Lesson #2: It’s not over just because I messed up.

I didn’t banish my son from the kitchen, the police didn’t lock me up for good (however, now that I think about it, my Dad did say I was grounded for the rest of my life), I paid off my bills and got my finances under control, and the DMV allowed me to drive again. How much greater is our merciful and gracious God to give us second and third and tenth changes? Look back at verse 67 and see my favorite words: “but now.” But now – after I have suffered the consequences of my actions and am a little wiser for it, God forgives me and says, “Try again child, I know you can get it right.” The mistakes we make, our failures and missteps are not the end. God doesn’t write us off, wash His hands of us or give up on us because we are hard-headed. If that were so, mankind would have never made it past Adam and Eve, much less to you and me. All through the Bible God tells us that He is patient, forgiving, compassionate, merciful and full of grace. He loves you, even when your knees are bloody because you fell. He loves me, even when I am covered in the mud of my own choosing. Jesus died so you can be forgiven; He died so I could have a second chance at life. Do you really believe that He would give up on you so quickly?

Have you made a mistake somewhere along the way? Have you run in the wrong direction, played with the wrong people, touched something that left you in pain? Take heart friend, God has not given up on you. Take this affliction, this difficulty and place it before your loving Heavenly Father. Put your blistered hand in the nail-scarred hands of Jesus and start walking, a little wiser, in the right direction.

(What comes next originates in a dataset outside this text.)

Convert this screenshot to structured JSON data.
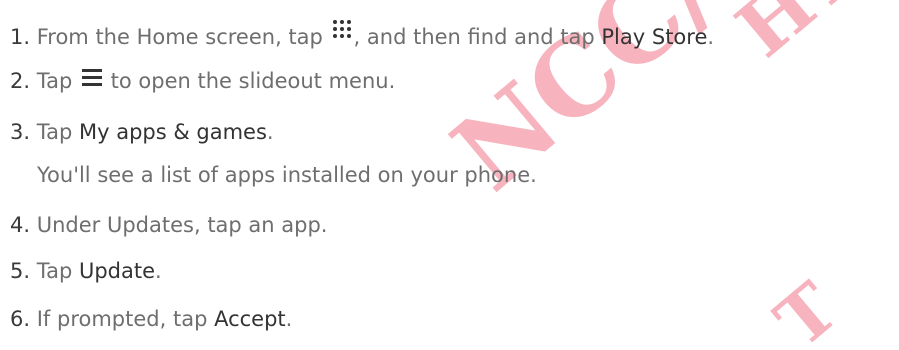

Holy Father, God of second chances, I have made some mistakes and the consequences are painful. Please take this mess I have made and teach me to walk in the wisdom of Your ways. Amen.